What you are asked to do >> In the data, find the word "JSON" and copy out every line that has it.

___ Extracted records ___

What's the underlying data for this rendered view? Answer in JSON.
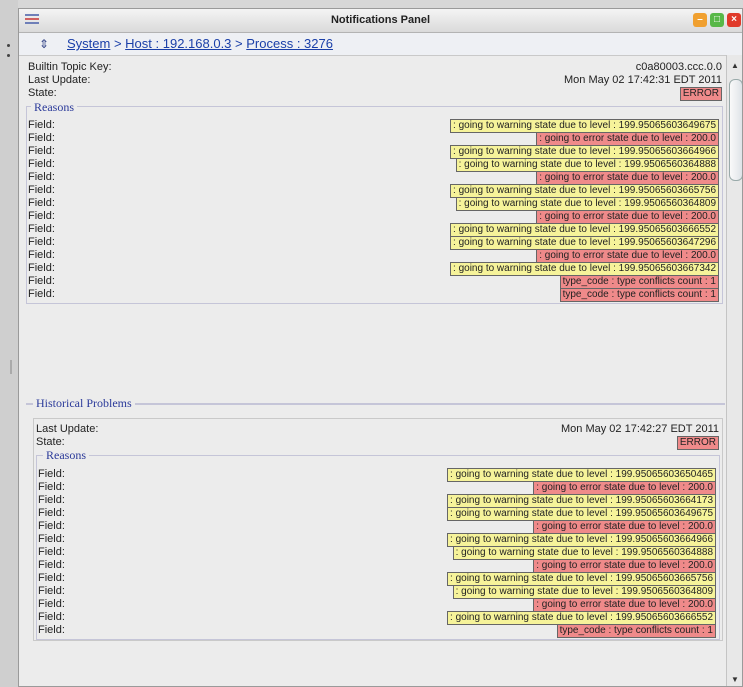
{
  "window": {
    "title": "Notifications Panel"
  },
  "breadcrumb": {
    "system": "System",
    "sep1": " > ",
    "host": "Host : 192.168.0.3",
    "sep2": " > ",
    "process": "Process : 3276"
  },
  "current": {
    "topic_key_label": "Builtin Topic Key:",
    "topic_key_value": "c0a80003.ccc.0.0",
    "last_update_label": "Last Update:",
    "last_update_value": "Mon May 02 17:42:31 EDT 2011",
    "state_label": "State:",
    "state_value": "ERROR",
    "reasons_title": "Reasons",
    "field_label": "Field:",
    "fields": [
      {
        "text": ": going to warning state due to level : 199.95065603649675",
        "kind": "warn"
      },
      {
        "text": ": going to error state due to level : 200.0",
        "kind": "err"
      },
      {
        "text": ": going to warning state due to level : 199.95065603664966",
        "kind": "warn"
      },
      {
        "text": ": going to warning state due to level : 199.9506560364888",
        "kind": "warn"
      },
      {
        "text": ": going to error state due to level : 200.0",
        "kind": "err"
      },
      {
        "text": ": going to warning state due to level : 199.95065603665756",
        "kind": "warn"
      },
      {
        "text": ": going to warning state due to level : 199.9506560364809",
        "kind": "warn"
      },
      {
        "text": ": going to error state due to level : 200.0",
        "kind": "err"
      },
      {
        "text": ": going to warning state due to level : 199.95065603666552",
        "kind": "warn"
      },
      {
        "text": ": going to warning state due to level : 199.95065603647296",
        "kind": "warn"
      },
      {
        "text": ": going to error state due to level : 200.0",
        "kind": "err"
      },
      {
        "text": ": going to warning state due to level : 199.95065603667342",
        "kind": "warn"
      },
      {
        "text": "type_code : type conflicts count : 1",
        "kind": "err"
      },
      {
        "text": "type_code : type conflicts count : 1",
        "kind": "err"
      }
    ]
  },
  "historical": {
    "title": "Historical Problems",
    "last_update_label": "Last Update:",
    "last_update_value": "Mon May 02 17:42:27 EDT 2011",
    "state_label": "State:",
    "state_value": "ERROR",
    "reasons_title": "Reasons",
    "field_label": "Field:",
    "fields": [
      {
        "text": ": going to warning state due to level : 199.95065603650465",
        "kind": "warn"
      },
      {
        "text": ": going to error state due to level : 200.0",
        "kind": "err"
      },
      {
        "text": ": going to warning state due to level : 199.95065603664173",
        "kind": "warn"
      },
      {
        "text": ": going to warning state due to level : 199.95065603649675",
        "kind": "warn"
      },
      {
        "text": ": going to error state due to level : 200.0",
        "kind": "err"
      },
      {
        "text": ": going to warning state due to level : 199.95065603664966",
        "kind": "warn"
      },
      {
        "text": ": going to warning state due to level : 199.9506560364888",
        "kind": "warn"
      },
      {
        "text": ": going to error state due to level : 200.0",
        "kind": "err"
      },
      {
        "text": ": going to warning state due to level : 199.95065603665756",
        "kind": "warn"
      },
      {
        "text": ": going to warning state due to level : 199.9506560364809",
        "kind": "warn"
      },
      {
        "text": ": going to error state due to level : 200.0",
        "kind": "err"
      },
      {
        "text": ": going to warning state due to level : 199.95065603666552",
        "kind": "warn"
      },
      {
        "text": "type_code : type conflicts count : 1",
        "kind": "err"
      }
    ]
  },
  "colors": {
    "warn": "#f6f39a",
    "error": "#ef8a8a",
    "link": "#1a3fa8",
    "legend": "#2b3a9a"
  },
  "icons": [
    "app-menu-icon",
    "pin-icon",
    "minimize-icon",
    "maximize-icon",
    "close-icon",
    "scroll-up-icon",
    "scroll-down-icon"
  ]
}
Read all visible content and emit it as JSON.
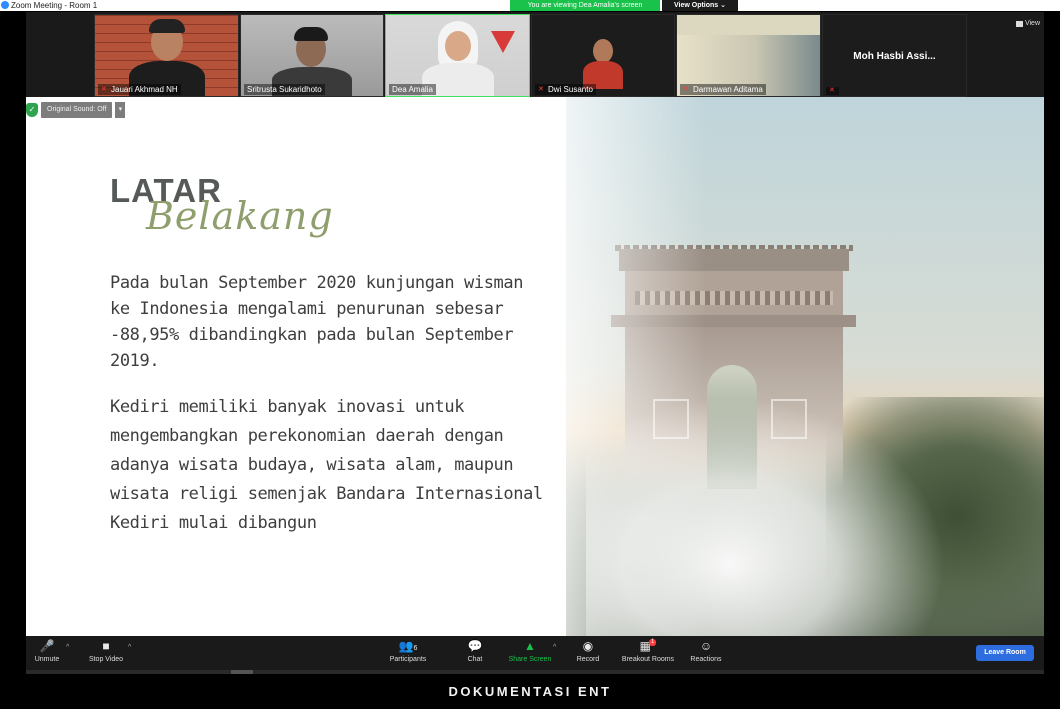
{
  "window": {
    "title": "Zoom Meeting - Room 1",
    "share_banner": "You are viewing Dea Amalia's screen",
    "view_options": "View Options ⌄"
  },
  "gallery": {
    "view_label": "View",
    "participants": [
      {
        "name": "Jauari Akhmad NH",
        "muted": true
      },
      {
        "name": "Sritrusta Sukaridhoto",
        "muted": false
      },
      {
        "name": "Dea Amalia",
        "muted": false,
        "active_speaker": true
      },
      {
        "name": "Dwi Susanto",
        "muted": true
      },
      {
        "name": "Darmawan Aditama",
        "muted": true
      },
      {
        "name": "Moh Hasbi Assi...",
        "muted": true,
        "video_off": true
      }
    ]
  },
  "audio_chip": {
    "label": "Original Sound: Off",
    "caret": "▾"
  },
  "slide": {
    "heading_main": "LATAR",
    "heading_script": "Belakang",
    "paragraph1": "Pada bulan September 2020 kunjungan wisman ke Indonesia mengalami penurunan sebesar -88,95% dibandingkan pada bulan September 2019.",
    "paragraph2": "Kediri memiliki banyak inovasi untuk mengembangkan perekonomian daerah dengan adanya wisata budaya, wisata alam, maupun wisata religi semenjak Bandara Internasional Kediri mulai dibangun"
  },
  "toolbar": {
    "unmute": "Unmute",
    "stop_video": "Stop Video",
    "participants": "Participants",
    "participants_count": "6",
    "chat": "Chat",
    "share_screen": "Share Screen",
    "record": "Record",
    "breakout_rooms": "Breakout Rooms",
    "breakout_badge": "1",
    "reactions": "Reactions",
    "leave_room": "Leave Room"
  },
  "caption": "DOKUMENTASI ENT",
  "colors": {
    "share_green": "#1ac14b",
    "leave_blue": "#2d6de0",
    "heading_gray": "#555a57",
    "script_green": "#8f9e6d",
    "muted_red": "#ff3b3b"
  }
}
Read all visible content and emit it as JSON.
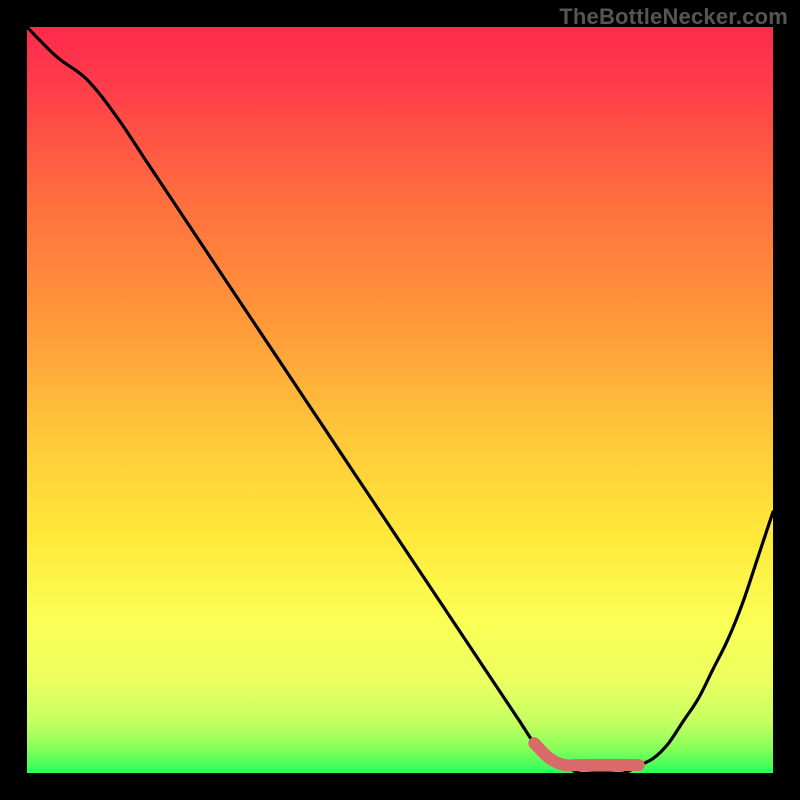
{
  "watermark": "TheBottleNecker.com",
  "colors": {
    "frame": "#000000",
    "gradient_top": "#ff2a4d",
    "gradient_mid_upper": "#ff7a3a",
    "gradient_mid": "#ffe03a",
    "gradient_mid_lower": "#f7ff66",
    "gradient_bottom": "#2aff5a",
    "curve": "#000000",
    "curve_highlight": "#d96a6a"
  },
  "chart_data": {
    "type": "line",
    "title": "",
    "xlabel": "",
    "ylabel": "",
    "xlim": [
      0,
      100
    ],
    "ylim": [
      0,
      100
    ],
    "series": [
      {
        "name": "bottleneck_curve",
        "x": [
          0,
          4,
          8,
          12,
          16,
          20,
          24,
          28,
          32,
          36,
          40,
          44,
          48,
          52,
          56,
          60,
          62,
          64,
          66,
          68,
          70,
          72,
          74,
          76,
          78,
          80,
          82,
          84,
          86,
          88,
          90,
          92,
          94,
          96,
          98,
          100
        ],
        "values": [
          100,
          96,
          93,
          88,
          82,
          76,
          70,
          64,
          58,
          52,
          46,
          40,
          34,
          28,
          22,
          16,
          13,
          10,
          7,
          4,
          2,
          1,
          0,
          0,
          0,
          0,
          1,
          2,
          4,
          7,
          10,
          14,
          18,
          23,
          29,
          35
        ]
      }
    ],
    "highlight_segment": {
      "series": "bottleneck_curve",
      "x_start": 68,
      "x_end": 82,
      "note": "thick colored segment near minimum"
    }
  }
}
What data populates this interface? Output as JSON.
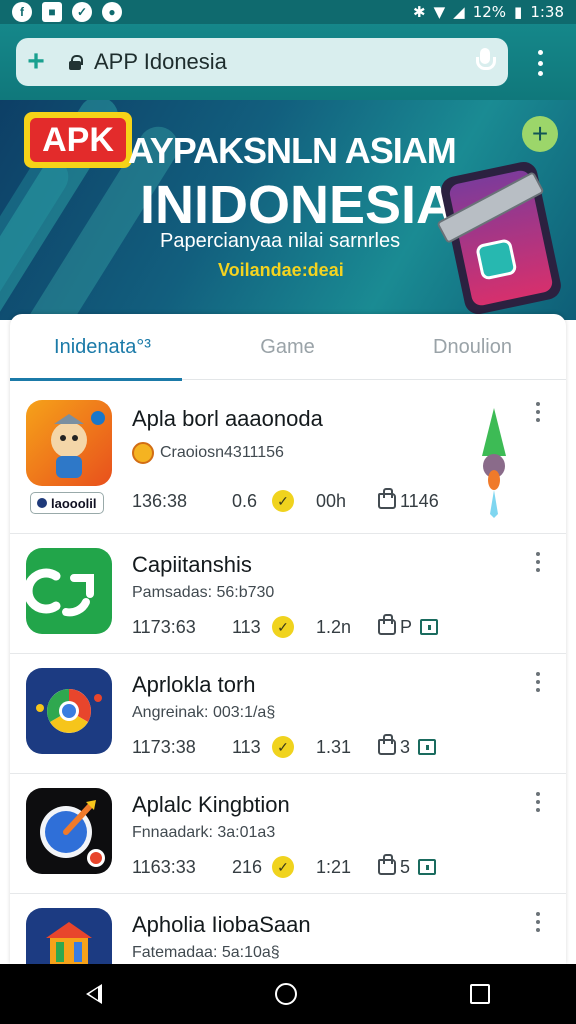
{
  "status_bar": {
    "battery": "12%",
    "time": "1:38"
  },
  "browser": {
    "url_text": "APP Idonesia"
  },
  "banner": {
    "badge": "APK",
    "title_line1": "AYPAKSNLN ASIAM",
    "title_line2": "INIDONESIA",
    "subtitle": "Papercianyaa nilai sarnrles",
    "tagline": "Voilandae:deai"
  },
  "tabs": [
    {
      "label": "Inidenata°³"
    },
    {
      "label": "Game"
    },
    {
      "label": "Dnoulion"
    }
  ],
  "apps": [
    {
      "name": "Apla borl aaaonoda",
      "subtitle": "Craoiosn4311156",
      "stat1": "136:38",
      "stat2": "0.6",
      "stat3": "00h",
      "like_text": "1146",
      "publisher": "laooolil"
    },
    {
      "name": "Capiitanshis",
      "subtitle": "Pamsadas: 56:b730",
      "stat1": "1173:63",
      "stat2": "113",
      "stat3": "1.2n",
      "like_text": "P"
    },
    {
      "name": "Aprlokla torh",
      "subtitle": "Angreinak: 003:1/a§",
      "stat1": "1173:38",
      "stat2": "113",
      "stat3": "1.31",
      "like_text": "3"
    },
    {
      "name": "Aplalc Kingbtion",
      "subtitle": "Fnnaadark: 3a:01a3",
      "stat1": "1163:33",
      "stat2": "216",
      "stat3": "1:21",
      "like_text": "5"
    },
    {
      "name": "Apholia IiobaSaan",
      "subtitle": "Fatemadaa: 5a:10a§"
    }
  ],
  "colors": {
    "accent": "#1b7aa8",
    "header_teal": "#10787b",
    "check_yellow": "#f0d31e"
  }
}
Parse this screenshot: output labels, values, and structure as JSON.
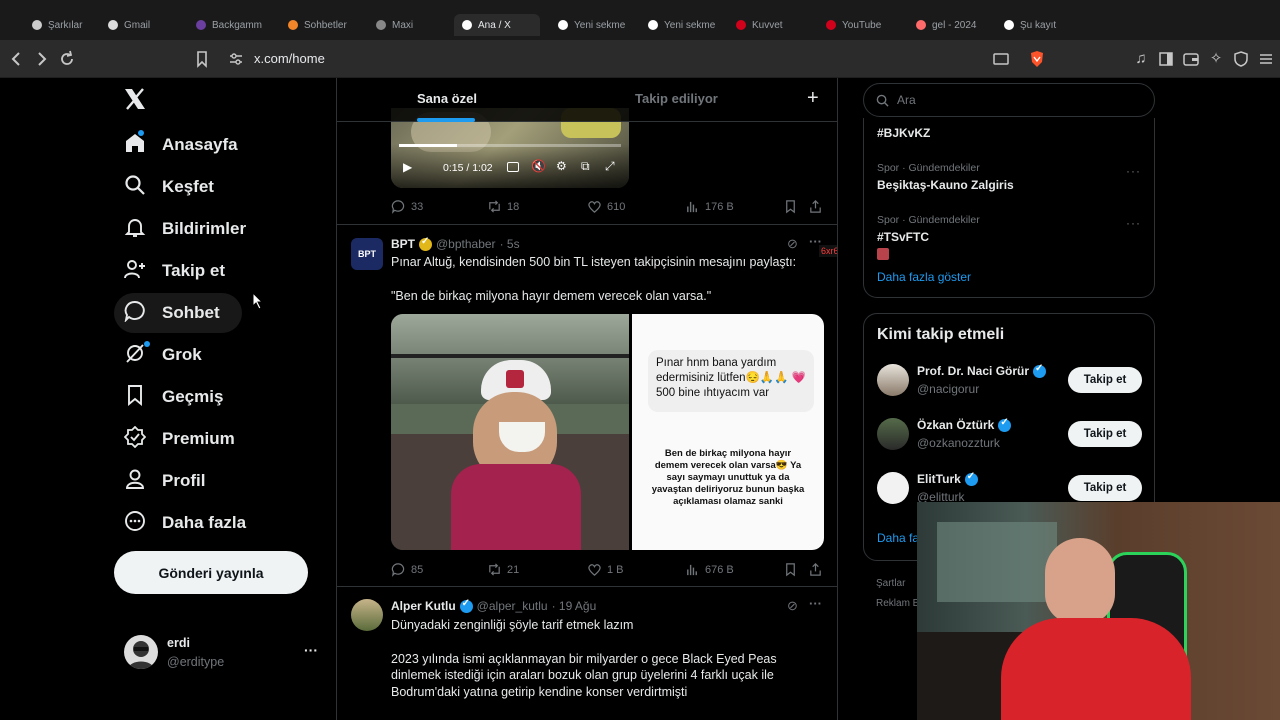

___

Output for this task >>
What's the underlying data for this rendered view? Answer in JSON.
Read all visible content and emit it as JSON.
Read all visible content and emit it as JSON.
What data populates this interface? Output as JSON.
Parse this screenshot: output labels, values, and structure as JSON.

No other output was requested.